Tuesday, January 31, 2017

On Grief

It seems like no time and a long time since we lost the Double B's Dad. Like any great loss, there is a 'before' and an 'after'.
Because he'd lived such a good life and was so old and had many brushes with death, it wasn't totally unexpected, but it still came quickly when it came and left us without that pillar.
I am thankful for the tender times that came with that in our marriage, that I could be there for my beloved and he could be there for me with such an emotional loss. But I also knew it would cause some turbulence, even if his passing was not totally unexpected. And it has.
It just occurred to me tonight how much it is affecting us, really.
Maybe more for me then for my BB, because he's been preparing for this from a very early age. But maybe not.
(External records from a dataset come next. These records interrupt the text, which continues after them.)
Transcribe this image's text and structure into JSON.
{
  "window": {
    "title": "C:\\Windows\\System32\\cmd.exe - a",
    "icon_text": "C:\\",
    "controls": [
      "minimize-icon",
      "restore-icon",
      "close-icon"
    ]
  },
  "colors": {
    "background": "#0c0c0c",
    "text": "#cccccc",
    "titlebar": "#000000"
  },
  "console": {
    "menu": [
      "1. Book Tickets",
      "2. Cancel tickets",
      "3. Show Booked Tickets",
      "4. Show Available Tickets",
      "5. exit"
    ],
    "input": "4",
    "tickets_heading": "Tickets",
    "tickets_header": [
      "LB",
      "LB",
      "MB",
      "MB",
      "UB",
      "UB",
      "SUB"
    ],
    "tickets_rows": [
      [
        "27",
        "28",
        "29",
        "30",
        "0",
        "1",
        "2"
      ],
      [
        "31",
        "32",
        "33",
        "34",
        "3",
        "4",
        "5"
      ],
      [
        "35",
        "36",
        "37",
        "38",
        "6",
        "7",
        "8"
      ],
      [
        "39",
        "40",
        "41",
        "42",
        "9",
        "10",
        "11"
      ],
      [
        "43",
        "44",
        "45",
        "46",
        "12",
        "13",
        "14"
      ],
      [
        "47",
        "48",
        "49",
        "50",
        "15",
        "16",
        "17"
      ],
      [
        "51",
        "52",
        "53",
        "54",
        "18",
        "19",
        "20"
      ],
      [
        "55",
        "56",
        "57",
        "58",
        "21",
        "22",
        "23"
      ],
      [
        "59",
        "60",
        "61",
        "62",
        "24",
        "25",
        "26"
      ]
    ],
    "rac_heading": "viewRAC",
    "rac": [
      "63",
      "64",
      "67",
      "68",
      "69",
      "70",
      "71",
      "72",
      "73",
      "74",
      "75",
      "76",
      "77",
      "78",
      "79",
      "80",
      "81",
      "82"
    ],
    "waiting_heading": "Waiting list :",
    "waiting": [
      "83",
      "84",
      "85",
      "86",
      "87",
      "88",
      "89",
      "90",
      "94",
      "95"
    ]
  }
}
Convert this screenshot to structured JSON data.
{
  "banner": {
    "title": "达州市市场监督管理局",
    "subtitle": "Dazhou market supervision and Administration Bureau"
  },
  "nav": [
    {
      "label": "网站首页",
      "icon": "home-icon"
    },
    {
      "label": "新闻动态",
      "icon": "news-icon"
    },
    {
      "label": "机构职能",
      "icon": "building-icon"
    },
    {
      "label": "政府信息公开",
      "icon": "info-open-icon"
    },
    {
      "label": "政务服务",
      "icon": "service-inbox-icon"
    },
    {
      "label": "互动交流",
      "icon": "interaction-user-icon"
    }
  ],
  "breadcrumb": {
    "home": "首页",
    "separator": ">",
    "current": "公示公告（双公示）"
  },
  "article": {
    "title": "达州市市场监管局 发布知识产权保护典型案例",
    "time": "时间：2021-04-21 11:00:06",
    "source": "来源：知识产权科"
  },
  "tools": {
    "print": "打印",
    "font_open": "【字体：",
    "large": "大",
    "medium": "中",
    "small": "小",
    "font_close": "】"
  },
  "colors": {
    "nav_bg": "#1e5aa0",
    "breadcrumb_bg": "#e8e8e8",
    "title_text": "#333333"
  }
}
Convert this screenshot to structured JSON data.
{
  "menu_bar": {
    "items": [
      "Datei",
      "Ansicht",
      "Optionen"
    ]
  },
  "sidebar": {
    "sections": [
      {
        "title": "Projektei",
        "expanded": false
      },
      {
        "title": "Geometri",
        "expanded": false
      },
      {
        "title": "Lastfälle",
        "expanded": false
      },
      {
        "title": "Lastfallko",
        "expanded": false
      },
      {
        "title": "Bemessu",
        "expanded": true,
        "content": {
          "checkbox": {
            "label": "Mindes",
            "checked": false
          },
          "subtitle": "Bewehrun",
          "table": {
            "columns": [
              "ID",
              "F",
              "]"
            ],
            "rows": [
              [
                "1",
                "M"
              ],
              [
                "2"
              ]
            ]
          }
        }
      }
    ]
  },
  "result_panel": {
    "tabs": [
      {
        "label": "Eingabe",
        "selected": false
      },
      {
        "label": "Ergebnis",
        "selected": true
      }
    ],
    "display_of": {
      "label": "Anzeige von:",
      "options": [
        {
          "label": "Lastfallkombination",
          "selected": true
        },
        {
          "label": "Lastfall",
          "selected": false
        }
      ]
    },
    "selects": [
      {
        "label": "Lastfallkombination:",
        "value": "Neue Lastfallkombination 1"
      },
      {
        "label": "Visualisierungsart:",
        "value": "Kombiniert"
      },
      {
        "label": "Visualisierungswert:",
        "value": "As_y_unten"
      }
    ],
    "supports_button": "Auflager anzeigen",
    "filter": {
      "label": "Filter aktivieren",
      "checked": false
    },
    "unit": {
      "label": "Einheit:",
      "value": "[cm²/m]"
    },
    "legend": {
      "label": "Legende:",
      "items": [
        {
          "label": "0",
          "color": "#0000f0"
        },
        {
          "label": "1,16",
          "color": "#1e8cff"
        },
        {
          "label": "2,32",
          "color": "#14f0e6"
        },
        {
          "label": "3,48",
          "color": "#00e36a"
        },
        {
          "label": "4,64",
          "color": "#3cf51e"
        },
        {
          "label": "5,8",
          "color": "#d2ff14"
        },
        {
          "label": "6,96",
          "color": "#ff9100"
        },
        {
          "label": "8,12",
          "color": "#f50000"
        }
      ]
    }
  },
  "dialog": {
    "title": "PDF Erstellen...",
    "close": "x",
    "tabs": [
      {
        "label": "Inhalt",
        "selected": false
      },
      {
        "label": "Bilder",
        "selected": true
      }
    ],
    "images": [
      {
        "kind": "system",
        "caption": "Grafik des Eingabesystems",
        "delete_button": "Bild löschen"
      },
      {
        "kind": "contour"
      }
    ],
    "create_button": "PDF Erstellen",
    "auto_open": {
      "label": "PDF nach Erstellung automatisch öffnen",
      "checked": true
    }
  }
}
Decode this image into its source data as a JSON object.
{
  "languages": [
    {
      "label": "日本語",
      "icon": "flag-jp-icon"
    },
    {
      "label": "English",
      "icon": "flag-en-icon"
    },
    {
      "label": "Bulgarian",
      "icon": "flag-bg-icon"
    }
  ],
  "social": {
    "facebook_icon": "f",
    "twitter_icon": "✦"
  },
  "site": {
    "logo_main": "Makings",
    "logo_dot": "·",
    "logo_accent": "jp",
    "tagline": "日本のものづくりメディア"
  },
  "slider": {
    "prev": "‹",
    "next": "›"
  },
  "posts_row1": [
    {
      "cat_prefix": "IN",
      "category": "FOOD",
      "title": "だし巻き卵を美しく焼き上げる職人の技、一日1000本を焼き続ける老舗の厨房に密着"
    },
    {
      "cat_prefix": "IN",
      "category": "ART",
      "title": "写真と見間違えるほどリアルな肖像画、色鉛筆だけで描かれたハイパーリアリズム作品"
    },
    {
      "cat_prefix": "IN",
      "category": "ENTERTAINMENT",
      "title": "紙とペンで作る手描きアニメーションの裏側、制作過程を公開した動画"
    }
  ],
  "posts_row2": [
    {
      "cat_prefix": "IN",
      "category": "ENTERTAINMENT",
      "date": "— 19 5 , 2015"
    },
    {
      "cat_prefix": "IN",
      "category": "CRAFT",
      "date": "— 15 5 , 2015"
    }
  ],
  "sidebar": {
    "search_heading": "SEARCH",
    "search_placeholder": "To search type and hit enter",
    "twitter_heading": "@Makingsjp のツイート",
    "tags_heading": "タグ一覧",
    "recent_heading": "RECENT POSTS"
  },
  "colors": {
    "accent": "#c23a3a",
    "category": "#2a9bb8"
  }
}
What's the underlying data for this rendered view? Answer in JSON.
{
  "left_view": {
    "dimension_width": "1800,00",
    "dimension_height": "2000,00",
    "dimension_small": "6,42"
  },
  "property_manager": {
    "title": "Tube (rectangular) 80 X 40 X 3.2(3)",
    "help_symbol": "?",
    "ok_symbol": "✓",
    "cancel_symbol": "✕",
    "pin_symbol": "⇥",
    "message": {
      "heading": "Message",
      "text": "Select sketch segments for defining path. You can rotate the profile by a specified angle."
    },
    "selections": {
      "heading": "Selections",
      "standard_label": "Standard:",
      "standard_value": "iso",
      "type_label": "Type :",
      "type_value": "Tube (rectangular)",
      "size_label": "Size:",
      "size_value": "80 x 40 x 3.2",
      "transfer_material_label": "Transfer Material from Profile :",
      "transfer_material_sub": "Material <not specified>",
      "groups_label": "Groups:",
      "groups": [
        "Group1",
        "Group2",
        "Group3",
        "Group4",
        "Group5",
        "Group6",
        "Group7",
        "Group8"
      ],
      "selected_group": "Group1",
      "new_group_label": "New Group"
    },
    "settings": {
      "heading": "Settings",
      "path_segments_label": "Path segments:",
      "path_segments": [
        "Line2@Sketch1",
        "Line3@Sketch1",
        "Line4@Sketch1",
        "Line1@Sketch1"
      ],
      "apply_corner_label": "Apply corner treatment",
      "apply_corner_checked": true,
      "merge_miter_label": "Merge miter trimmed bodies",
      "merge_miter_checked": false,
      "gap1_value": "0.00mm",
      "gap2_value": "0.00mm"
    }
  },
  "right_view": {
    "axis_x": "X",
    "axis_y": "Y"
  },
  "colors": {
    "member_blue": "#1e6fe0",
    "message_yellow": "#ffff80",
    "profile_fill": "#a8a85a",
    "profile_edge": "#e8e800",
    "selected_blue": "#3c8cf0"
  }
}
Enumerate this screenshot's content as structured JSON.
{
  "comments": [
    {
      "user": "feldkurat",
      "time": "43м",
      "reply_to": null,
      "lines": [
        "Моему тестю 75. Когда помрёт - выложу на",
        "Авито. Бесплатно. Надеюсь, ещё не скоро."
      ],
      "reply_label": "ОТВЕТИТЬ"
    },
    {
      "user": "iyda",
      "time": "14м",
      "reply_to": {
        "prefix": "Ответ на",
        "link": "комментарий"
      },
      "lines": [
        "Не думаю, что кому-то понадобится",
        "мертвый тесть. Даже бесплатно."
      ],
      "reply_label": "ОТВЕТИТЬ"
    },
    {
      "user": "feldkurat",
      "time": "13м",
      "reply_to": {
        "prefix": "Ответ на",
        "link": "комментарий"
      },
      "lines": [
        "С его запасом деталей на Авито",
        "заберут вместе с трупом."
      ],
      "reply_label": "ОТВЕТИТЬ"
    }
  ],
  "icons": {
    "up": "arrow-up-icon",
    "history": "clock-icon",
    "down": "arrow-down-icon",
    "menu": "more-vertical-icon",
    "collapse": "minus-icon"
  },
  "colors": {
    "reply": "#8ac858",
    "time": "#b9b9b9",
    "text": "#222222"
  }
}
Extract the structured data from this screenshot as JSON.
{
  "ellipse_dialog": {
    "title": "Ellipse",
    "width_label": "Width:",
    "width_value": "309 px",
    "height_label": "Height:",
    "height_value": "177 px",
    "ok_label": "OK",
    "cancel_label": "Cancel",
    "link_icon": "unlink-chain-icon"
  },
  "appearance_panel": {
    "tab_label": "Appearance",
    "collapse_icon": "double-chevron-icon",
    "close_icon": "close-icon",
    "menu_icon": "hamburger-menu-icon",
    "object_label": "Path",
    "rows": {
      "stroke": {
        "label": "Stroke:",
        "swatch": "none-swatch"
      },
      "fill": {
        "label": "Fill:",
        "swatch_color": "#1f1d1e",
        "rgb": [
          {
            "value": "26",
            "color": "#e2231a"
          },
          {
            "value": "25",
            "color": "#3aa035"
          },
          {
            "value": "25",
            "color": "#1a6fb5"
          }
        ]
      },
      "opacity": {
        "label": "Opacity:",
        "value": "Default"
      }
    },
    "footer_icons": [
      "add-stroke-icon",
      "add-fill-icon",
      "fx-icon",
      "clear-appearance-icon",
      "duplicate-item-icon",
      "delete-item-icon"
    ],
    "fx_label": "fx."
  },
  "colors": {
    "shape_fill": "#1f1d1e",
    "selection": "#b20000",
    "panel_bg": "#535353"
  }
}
For the most part the Double B feels very at peace and relieved his Dad is not suffering, so I believe it is really on a subconscious level that it shakes things for him (he'll probably disagree with me when he finally reads this in fifty years or so. But too bad. I'm the author here).
But I know it is deeply needling me, and I haven't realized how very much.
The whole reason I started this blog eight years ago was so I could deal with my grief over losing my grandma. I had to write, I had to let it out. I had to be real. I need to do that again. Embrace the writing and the need to express instead of running from it. That it's okay, and normal, and if I let it out it could be cathartic and healing.
As a couple, we are certainly more aggrevated with each other then usual. More petty annoyances, and things said a little more sharply then normal. A general lack of communication. This has troubled me and annoyed the heck out of me, but when I look back, the same thing happened in our marriage in other times of grief. It's almost like our symptom.
As an individual, I am seeing it's effects. I have been dealing with massive anxiety lately. And have made a revisit into the old land of panic attacks brought on by nothing, like I haven't had for almost ten years. It is incredibly frustrating. I sincerely hate panic attacks. I realized this morning at five o'clock after panicking in my bed (while minding my own business and doing nothing to bring it on), that I truly hate them. It happens at lightning speed -- so fast. As I'm at that apex and then finally coming down from it -- feeling like I need to run and fight for my own life and I'm not even in danger -- I feel an absolute loathing and even tell God in my anger that I hate this life. In that moment it is painful and briefly true. Which makes me sad, because I've always been a lover of life. Then I come back, so I tell him sorry, I don't hate life, I just really hate that experience.
I was sitting here tonight feeling very tightly wound and wondering what on earth is creating that unrest in me. And then I realized. We had a big shake up in September. I miss Dad a lot. He was my friend, and I loved him, and I miss him a lot. I need to expect and understand it will influence me deeply, on the outside and on the inside. Physical loss, emotional loss, mental loss. Even when it's not obvious, even to yourself, it is lying underneath. If there is some mental anguish that follows losing him, it's a small price to pay for having had him.
I am glad I realized tonight it all fits together so that I can try to be patient with the after shocks.
The Double B and I process things very differently. Times like this just really emphasize that. And why would that not be okay? It IS okay. We'll just keep loving each other. I'll keep taking deep breaths and practicing my yoga poses, or whatever new fangled idea I've come up with that day.
Dad is loved. And that's not a bad thing. It's a very, very good thing.

No comments: